(Web page and app entries)

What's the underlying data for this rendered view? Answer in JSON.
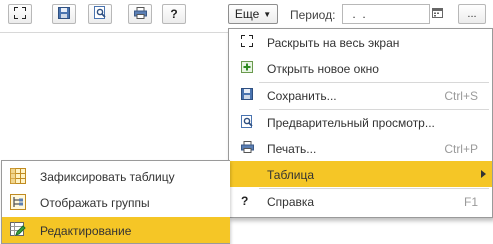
{
  "toolbar": {
    "eshe_label": "Еще",
    "period_label": "Период:",
    "period_value": " .  .",
    "dots_label": "..."
  },
  "menu": {
    "items": [
      {
        "label": "Раскрыть на весь экран",
        "shortcut": "",
        "icon": "fullscreen-icon"
      },
      {
        "label": "Открыть новое окно",
        "shortcut": "",
        "icon": "new-window-icon"
      },
      {
        "label": "Сохранить...",
        "shortcut": "Ctrl+S",
        "icon": "save-icon"
      },
      {
        "label": "Предварительный просмотр...",
        "shortcut": "",
        "icon": "preview-icon"
      },
      {
        "label": "Печать...",
        "shortcut": "Ctrl+P",
        "icon": "print-icon"
      },
      {
        "label": "Таблица",
        "shortcut": "",
        "icon": ""
      },
      {
        "label": "Справка",
        "shortcut": "F1",
        "icon": "help-icon"
      }
    ]
  },
  "submenu": {
    "items": [
      {
        "label": "Зафиксировать таблицу",
        "icon": "fix-table-icon"
      },
      {
        "label": "Отображать группы",
        "icon": "groups-icon"
      },
      {
        "label": "Редактирование",
        "icon": "edit-icon"
      }
    ]
  },
  "help_glyph": "?",
  "colors": {
    "highlight": "#f5c626",
    "border": "#9a9a9a"
  }
}
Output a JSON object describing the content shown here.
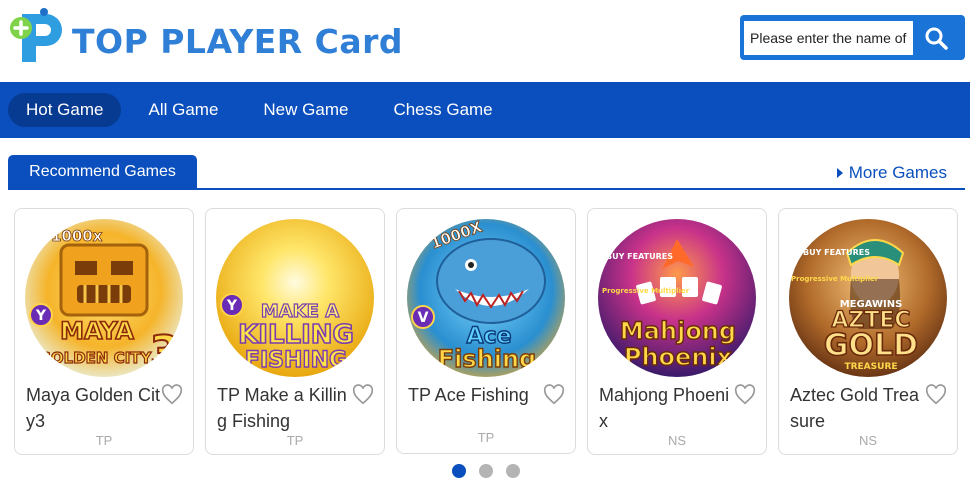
{
  "brand": {
    "name": "TOP PLAYER Card"
  },
  "search": {
    "placeholder": "Please enter the name of the game",
    "icon": "search-icon"
  },
  "nav": {
    "items": [
      {
        "label": "Hot Game",
        "active": true
      },
      {
        "label": "All Game",
        "active": false
      },
      {
        "label": "New Game",
        "active": false
      },
      {
        "label": "Chess Game",
        "active": false
      }
    ]
  },
  "section": {
    "title": "Recommend Games",
    "more_label": "More Games"
  },
  "games": [
    {
      "title": "Maya Golden City3",
      "vendor": "TP",
      "art_text": [
        "MAYA",
        "GOLDEN CITY",
        "1000x",
        "3"
      ]
    },
    {
      "title": "TP Make a Killing Fishing",
      "vendor": "TP",
      "art_text": [
        "MAKE A",
        "KILLING",
        "FISHING"
      ]
    },
    {
      "title": "TP Ace Fishing",
      "vendor": "TP",
      "art_text": [
        "1000X",
        "Ace",
        "Fishing"
      ]
    },
    {
      "title": "Mahjong Phoenix",
      "vendor": "NS",
      "art_text": [
        "BUY FEATURES",
        "Progressive Multiplier",
        "Mahjong",
        "Phoenix"
      ]
    },
    {
      "title": "Aztec Gold Treasure",
      "vendor": "NS",
      "art_text": [
        "BUY FEATURES",
        "Progressive Multiplier",
        "MEGAWINS",
        "AZTEC",
        "GOLD",
        "TREASURE"
      ]
    }
  ],
  "carousel": {
    "pages": 3,
    "active": 0
  },
  "colors": {
    "primary": "#0a4fbd",
    "accent": "#1a73d6",
    "logo": "#2f7fd6"
  }
}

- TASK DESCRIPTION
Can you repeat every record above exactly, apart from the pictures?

- RESPONSE TO THIS TASK
What's the underlying data for this rendered view? Answer in JSON.
{
  "toolbar": {
    "eshe_label": "Еще",
    "period_label": "Период:",
    "period_value": " .  .",
    "dots_label": "..."
  },
  "menu": {
    "items": [
      {
        "label": "Раскрыть на весь экран",
        "shortcut": "",
        "icon": "fullscreen-icon"
      },
      {
        "label": "Открыть новое окно",
        "shortcut": "",
        "icon": "new-window-icon"
      },
      {
        "label": "Сохранить...",
        "shortcut": "Ctrl+S",
        "icon": "save-icon"
      },
      {
        "label": "Предварительный просмотр...",
        "shortcut": "",
        "icon": "preview-icon"
      },
      {
        "label": "Печать...",
        "shortcut": "Ctrl+P",
        "icon": "print-icon"
      },
      {
        "label": "Таблица",
        "shortcut": "",
        "icon": ""
      },
      {
        "label": "Справка",
        "shortcut": "F1",
        "icon": "help-icon"
      }
    ]
  },
  "submenu": {
    "items": [
      {
        "label": "Зафиксировать таблицу",
        "icon": "fix-table-icon"
      },
      {
        "label": "Отображать группы",
        "icon": "groups-icon"
      },
      {
        "label": "Редактирование",
        "icon": "edit-icon"
      }
    ]
  },
  "help_glyph": "?",
  "colors": {
    "highlight": "#f5c626",
    "border": "#9a9a9a"
  }
}
Output a JSON object describing the content shown here.
{
  "brand": {
    "name": "TOP PLAYER Card"
  },
  "search": {
    "placeholder": "Please enter the name of the game",
    "icon": "search-icon"
  },
  "nav": {
    "items": [
      {
        "label": "Hot Game",
        "active": true
      },
      {
        "label": "All Game",
        "active": false
      },
      {
        "label": "New Game",
        "active": false
      },
      {
        "label": "Chess Game",
        "active": false
      }
    ]
  },
  "section": {
    "title": "Recommend Games",
    "more_label": "More Games"
  },
  "games": [
    {
      "title": "Maya Golden City3",
      "vendor": "TP",
      "art_text": [
        "MAYA",
        "GOLDEN CITY",
        "1000x",
        "3"
      ]
    },
    {
      "title": "TP Make a Killing Fishing",
      "vendor": "TP",
      "art_text": [
        "MAKE A",
        "KILLING",
        "FISHING"
      ]
    },
    {
      "title": "TP Ace Fishing",
      "vendor": "TP",
      "art_text": [
        "1000X",
        "Ace",
        "Fishing"
      ]
    },
    {
      "title": "Mahjong Phoenix",
      "vendor": "NS",
      "art_text": [
        "BUY FEATURES",
        "Progressive Multiplier",
        "Mahjong",
        "Phoenix"
      ]
    },
    {
      "title": "Aztec Gold Treasure",
      "vendor": "NS",
      "art_text": [
        "BUY FEATURES",
        "Progressive Multiplier",
        "MEGAWINS",
        "AZTEC",
        "GOLD",
        "TREASURE"
      ]
    }
  ],
  "carousel": {
    "pages": 3,
    "active": 0
  },
  "colors": {
    "primary": "#0a4fbd",
    "accent": "#1a73d6",
    "logo": "#2f7fd6"
  }
}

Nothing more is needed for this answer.